Blog by Steve Laug
The next pipe on the table is a well smoked Old England London Made Bulldog arrived here almost a year ago now. The previous pipeman had enjoyed smoking this pipe and it was obviously a favourite. It is a nice looking rusticated squat Bulldog with a saddle stem. It is stamped England in an arc at the left side of the smooth panel. That is followed Old England 95 over London Made. The pipe was very dirty with a thick cake in the bowl and some tobacco remnants from the last bowl smoked. There was some darkening and lava around the rim top and inner edge of the bowl. The rustication around the bowl has a lot of grime and debris ground into it but should clean up nicely. The finish looks good under the grime. The saddle vulcanite stem is in good shape with some small tooth marks and chatter on both sides. It has a crossed shield on the left top side of the saddle. It is lightly oxidized and calcified as well. Jeff took some great photos of the pipe before he started his clean up work. Jeff took photos of the rim top to show the thick cake in the bowl and the lava overflow all over the rim top. It is quite thick toward the back of the bowl. It is hard to know what the inner edge of the rim looks like until we remove the cake and the lava.He took photos around the sides and heel of the bowl to show the condition. You can see the grime in the finish rustication all over the bowl sides. He took photos of the stamping on the left underside of the shank. You can see that it is clear and readable as noted above. The stamp on the stem is mostly on the surface of the stem rather than deeply embossed. The next two photos show the condition of the stem. You can see that it is oxidized and calcified. It has some tooth chatter and marks on both sides near the button. There is also some wear on the button surfaces on both sides.I turned to Pipephil on the Old England pipes (http://www.pipephil.eu/logos/en/logo-o1.html) and actually found a very similar rustication on one of the pipes there to the one that I am working on. According to the listing there I found that the pipe was made by Sasieni. I did a screen capture of the section and the stamping on the shank side. I have included it below.There was also a series of photos of a bent Bulldog pipe that had a similar rustication as the one that I am working on now. There are similarities in the stamping as well as some differences. The Made in England stamp on the photo below is only half there on the pipe I am working on. Both are stamped Old England London Made. The shape number stamps are also similar. The logo on the stem side is different.I turned next to Pipedia to gather a more detailed history of the brand and see if I could find any information on this particular pipe (https://pipedia.org/wiki/Sasieni). The link there took me directly to the page on Sasieni pipes.

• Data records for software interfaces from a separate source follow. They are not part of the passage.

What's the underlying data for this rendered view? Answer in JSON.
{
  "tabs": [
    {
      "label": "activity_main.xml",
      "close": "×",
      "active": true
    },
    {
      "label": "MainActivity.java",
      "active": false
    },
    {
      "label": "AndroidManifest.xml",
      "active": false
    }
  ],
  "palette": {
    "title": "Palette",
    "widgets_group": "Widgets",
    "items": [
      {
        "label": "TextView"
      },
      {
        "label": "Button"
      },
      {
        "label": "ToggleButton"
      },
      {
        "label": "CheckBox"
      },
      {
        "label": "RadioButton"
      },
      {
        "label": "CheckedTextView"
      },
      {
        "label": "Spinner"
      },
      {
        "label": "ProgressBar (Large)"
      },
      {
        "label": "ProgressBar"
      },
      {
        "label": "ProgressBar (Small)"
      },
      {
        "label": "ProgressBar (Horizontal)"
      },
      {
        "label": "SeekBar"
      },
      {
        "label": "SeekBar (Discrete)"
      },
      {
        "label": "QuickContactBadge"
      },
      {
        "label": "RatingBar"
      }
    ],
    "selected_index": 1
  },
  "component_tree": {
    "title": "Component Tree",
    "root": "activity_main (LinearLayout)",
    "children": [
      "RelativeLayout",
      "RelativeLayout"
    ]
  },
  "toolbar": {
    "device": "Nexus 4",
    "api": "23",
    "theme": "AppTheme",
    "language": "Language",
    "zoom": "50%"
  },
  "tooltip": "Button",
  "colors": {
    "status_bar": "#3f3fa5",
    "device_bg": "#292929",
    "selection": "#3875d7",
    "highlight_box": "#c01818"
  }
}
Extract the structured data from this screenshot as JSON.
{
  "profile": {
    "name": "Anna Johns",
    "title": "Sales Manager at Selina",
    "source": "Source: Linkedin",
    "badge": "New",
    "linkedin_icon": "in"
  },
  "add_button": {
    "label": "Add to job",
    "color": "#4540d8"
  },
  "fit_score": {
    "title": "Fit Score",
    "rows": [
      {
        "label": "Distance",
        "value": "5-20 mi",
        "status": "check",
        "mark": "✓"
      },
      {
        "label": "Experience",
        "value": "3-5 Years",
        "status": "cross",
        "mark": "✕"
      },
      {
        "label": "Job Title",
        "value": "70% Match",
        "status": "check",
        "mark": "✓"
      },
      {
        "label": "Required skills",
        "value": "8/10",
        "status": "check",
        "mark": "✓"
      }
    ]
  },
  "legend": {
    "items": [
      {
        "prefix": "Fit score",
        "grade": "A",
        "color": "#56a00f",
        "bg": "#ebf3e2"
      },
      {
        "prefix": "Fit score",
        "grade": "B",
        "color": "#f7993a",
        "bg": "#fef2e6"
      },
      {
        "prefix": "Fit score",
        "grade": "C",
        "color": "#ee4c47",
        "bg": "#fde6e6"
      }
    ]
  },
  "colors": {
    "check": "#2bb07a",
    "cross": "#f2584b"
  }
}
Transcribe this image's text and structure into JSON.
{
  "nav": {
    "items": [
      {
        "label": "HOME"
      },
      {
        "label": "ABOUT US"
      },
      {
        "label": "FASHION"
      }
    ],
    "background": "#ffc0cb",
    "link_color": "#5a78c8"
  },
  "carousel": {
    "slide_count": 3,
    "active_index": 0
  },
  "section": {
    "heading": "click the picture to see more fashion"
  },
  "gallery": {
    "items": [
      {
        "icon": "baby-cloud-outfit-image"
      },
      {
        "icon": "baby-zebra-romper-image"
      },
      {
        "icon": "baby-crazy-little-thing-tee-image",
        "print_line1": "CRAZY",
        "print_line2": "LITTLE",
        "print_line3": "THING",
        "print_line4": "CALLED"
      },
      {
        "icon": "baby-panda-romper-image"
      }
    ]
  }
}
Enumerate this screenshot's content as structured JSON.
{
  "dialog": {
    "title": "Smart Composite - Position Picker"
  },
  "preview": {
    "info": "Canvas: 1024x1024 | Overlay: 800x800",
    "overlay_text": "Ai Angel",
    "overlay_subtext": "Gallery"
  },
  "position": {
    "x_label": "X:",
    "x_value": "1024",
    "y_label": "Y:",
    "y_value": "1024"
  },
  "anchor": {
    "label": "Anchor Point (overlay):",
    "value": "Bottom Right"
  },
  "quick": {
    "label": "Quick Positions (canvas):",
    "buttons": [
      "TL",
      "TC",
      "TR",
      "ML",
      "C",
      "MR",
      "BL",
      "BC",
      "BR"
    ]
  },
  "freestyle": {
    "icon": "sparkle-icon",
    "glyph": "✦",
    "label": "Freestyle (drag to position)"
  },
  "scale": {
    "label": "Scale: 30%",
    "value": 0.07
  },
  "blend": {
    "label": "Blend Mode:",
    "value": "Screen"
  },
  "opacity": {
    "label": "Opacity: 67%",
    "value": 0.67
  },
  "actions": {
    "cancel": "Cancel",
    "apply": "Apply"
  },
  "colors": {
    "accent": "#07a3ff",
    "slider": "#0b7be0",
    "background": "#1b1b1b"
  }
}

There was a chart listing the various lines of seconds made by Sasieni. I have included that below. I have drawn a red box around the column labeled Old England.Working through the two sites above I learned that the Old English Line is a line of seconds made by Sasieni in both dark and natural finishes. The shape 95 is a straight squat Bulldog with the dark finish and a classic Sasieni rusticated pattern. Armed with the above brand information, I turned to work on the pipe. Jeff had done a great job cleaning up the pipe as usual. He reamed the pipe with a PipNet reamer and cake from the walls of the bowl. He cleaned up any remnants of cake with a Savinelli Fitsall Pipe Knife. He scrubbed the interior of the bowl and shank with pipe cleaners, cotton swabs and alcohol to remove the tars and oils. He scrubbed the exterior of the pipe with Murphy’s Oil Soap and a tooth brush to remove the grime from the finish. He was not able to remove the bowl from the base so a thorough cleaning of the base was not possible. He worked on the rim edge lava and darkening with the soap and tooth brush. He scrubbed the inside of the stem with alcohol and pipe cleaners. He scrubbed the exterior with Soft Scrub and washed it off with warm water to remove the cleanser. The pipe looked far better. I took photos of the pipe when I received it before I started working on it. I took photos of the bowl and rim top as well as the stem to show how clean they were. The inner edge looks very good as well. The bowl and rim looks much better without the thick lava and cake. The stem looked better. There was tooth chatter and marks were very visible on both sides of the stem near the button.I took a photo of the stamping on the left side of the shank. The stamping is faint but very readable and it reads as noted above. The shield logo on the left side of the saddle stem is faint but visible.I used a brass bristle wire brush to clean off the remaining debris in the rustication of the rim top and edges. I worked it over until it was clean.I rubbed the briar down with Before & After Restoration Balm. I worked it into the surface of the briar with my fingertips and a horse hair shoe brush. The product works to clean, enliven and preserve the even that material. The balm is absorbed by the briar and gives it real life. I buffed it with a cotton cloth to deepen the shine. I set the bowl aside and turned my attention to the stem. I used a tooth pick to rub some Rub’n Buff Antique Gold into the stem logo. I let it sit for a little while then buffed it off with a cotton pad. You can see that the stamping was not very deep and the logo repair did not cover too well.I sanded it with 220 grit sandpaper to remove the oxidation and tooth chatter on both sides of the stem. I started the polishing of the surface with 400 grit wet dry sandpaper. I polished the vulcanite with micromesh sanding pads – 1500-12000 grit pads. I wiped it down with Obsidian Oil after each sanding pad. I used Before & After Pipe Polish – both Fine and Extra Fine to further polish the stem. With both parts of the pipe finished, I polished the bowl and the stem with Blue Diamond polish on the buffing wheel. I gave the bowl and the stem multiple coats of carnauba wax. I buffed the pipe with a clean buffing pad to raise the shine. I hand buffed it with a microfiber cloth to deepen the shine. The Sasieni Made Old English London Made Bulldog polished up pretty nicely. The rich dark finish and the rustication came alive with the buffing. The finish on the briar works well with the polished vulcanite saddle stem. The finished pipe is a well-proportioned, well-made squat Bulldog. Have a look at it with the photos below. The dimensions are Length: 5 ½ inches, Height: 1 ½ inches, Outside diameter of the bowl: 2 inches, Chamber diameter: ¾ of an inch. This Old English London Made 95 Squat Bulldog made by Sasieni will be going on the rebornpipes store in the British Pipemakers section shortly. Thanks for walking through the restoration with me on this British Made pipe.